In the case of the maritime prisoners of the Revolution, there was also calculation rather than malice behind the rough treatment. The most valued commodity to the British Navy was manpower for its great fleet of ships. Navy service was not very appealing. Voyages lasted months on end, and shipboard life was demanding, cramped, and sustained with little more than a bare survival diet. Death and disappearance were commonplace, and the records of every maritime family abounded with the sad notation, “Lost at sea.” Efforts to recruit a ship’s crew ranged from boisterous parties, staged primarily to get prospects sufficiently drunk so that when they woke up they were well out to sea, to actual impressment, a euphemism for outright kidnapping at the point of a pistol or the edge of a cutlass.

Under these circumstances tempting sources of manpower for British ships were the crews of captured Yankee vessels. They were, on the whole, well-trained, experienced seamen. They spoke English. And as far as the British were concerned, they were, though in rebellion, still British subjects. Furthermore, since the colonists assigned a major burden of their naval activities to privateers, few of the American captives were technically prisoners of war, and the British felt that they should be treated merely as private seamen committing crimes on the high seas. It was their hope that the prisoners would find life aboard the prison ships so intolerable that they would gladly enlist in His Majesty’s service. Some did, planning, in many cases, to desert the enemy’s forces later.

Far more often, however, whether from loyalty to the American cause or from sheer stubbornness, the prisoners endured the harrowing routine of boredom, hunger, disease, bitter cold or sweltering heat, and imminence of death that constituted life aboard Jersey . More than eleven hundred men were crammed between decks at night without cots or hammocks, and so crowded was her spar deck by day that they had to take turns walking in platoons along narrow aisles kept open for that purpose. Night was the most horrible time. At sundown the guards bellowed, “Down, rebels, down!” and the halfnaked, emaciated men descended through narrow hatchways, each of which was guarded by a solitary sentry once the grating covers were in place. The only concession to naval amenities was made by the prisoners themselves, who agreed that their officers should have the former gun room, aft on the middle deck, to themselves.

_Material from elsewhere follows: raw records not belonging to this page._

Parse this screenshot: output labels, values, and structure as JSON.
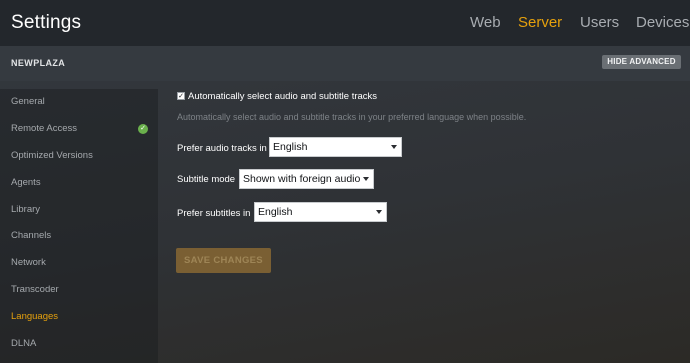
{
  "app": {
    "title": "Settings"
  },
  "top_tabs": [
    {
      "label": "Web",
      "active": false
    },
    {
      "label": "Server",
      "active": true
    },
    {
      "label": "Users",
      "active": false
    },
    {
      "label": "Devices",
      "active": false
    }
  ],
  "server": {
    "name": "NEWPLAZA",
    "hide_advanced_label": "HIDE ADVANCED"
  },
  "sidebar": {
    "items": [
      {
        "label": "General"
      },
      {
        "label": "Remote Access",
        "status_icon": "check-circle-icon"
      },
      {
        "label": "Optimized Versions"
      },
      {
        "label": "Agents"
      },
      {
        "label": "Library"
      },
      {
        "label": "Channels"
      },
      {
        "label": "Network"
      },
      {
        "label": "Transcoder"
      },
      {
        "label": "Languages",
        "active": true
      },
      {
        "label": "DLNA"
      }
    ]
  },
  "main": {
    "auto_select": {
      "checked": true,
      "label": "Automatically select audio and subtitle tracks",
      "help": "Automatically select audio and subtitle tracks in your preferred language when possible."
    },
    "audio_tracks": {
      "label": "Prefer audio tracks in",
      "value": "English"
    },
    "subtitle_mode": {
      "label": "Subtitle mode",
      "value": "Shown with foreign audio"
    },
    "subtitles": {
      "label": "Prefer subtitles in",
      "value": "English"
    },
    "save_label": "SAVE CHANGES"
  },
  "colors": {
    "accent": "#e5a00d",
    "header_bg": "#23272c",
    "status_green": "#6ab04c",
    "save_button_bg": "#7a5f33"
  }
}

The dreaded nightly routine on Jersey was graphically recalled by Christopher Hawkins, who was captured in 1781 when the Providence brig Mariamne , five days out of Newport, was taken by two British frigates: We were all put between decks ev’ry night before dark, the number being great our situation was here extremely unpleasant. … Although the british had an hospital ship near us for the accommodation of the sick yet we had a great deal of sickness on board the Jersey , and many died on board her. The sickness seemed to be epidemic and which we called the bloody flux or dyssenterry. After the prisoners had been driven below at dusk of the evening and the boat had ceased conveying the sick to the hospital ship, many of the prisoners would become sick the fore part of the evening and before morning their suffering would be ended by death—such was the malignancy of the disease. My situation amongst others after being stowed away for the night was on the larboard side of the ship with our heads near the wall or side, and the two boys before mentioned [brothers who had been cooks on Mariamne] by the side of me. Thus situated, but one gangway to the upper deck was open, from which my place of rest was about 20 feet, and only two prisoners were allowed to visit the upper deck at the same time in the night let the calls of nature be never so violent, and there was no place between decks provided us to satisfy those calls. This induced an almost constant running over me by the sick, who would besmear myself and others with their bloody and loathsome filth.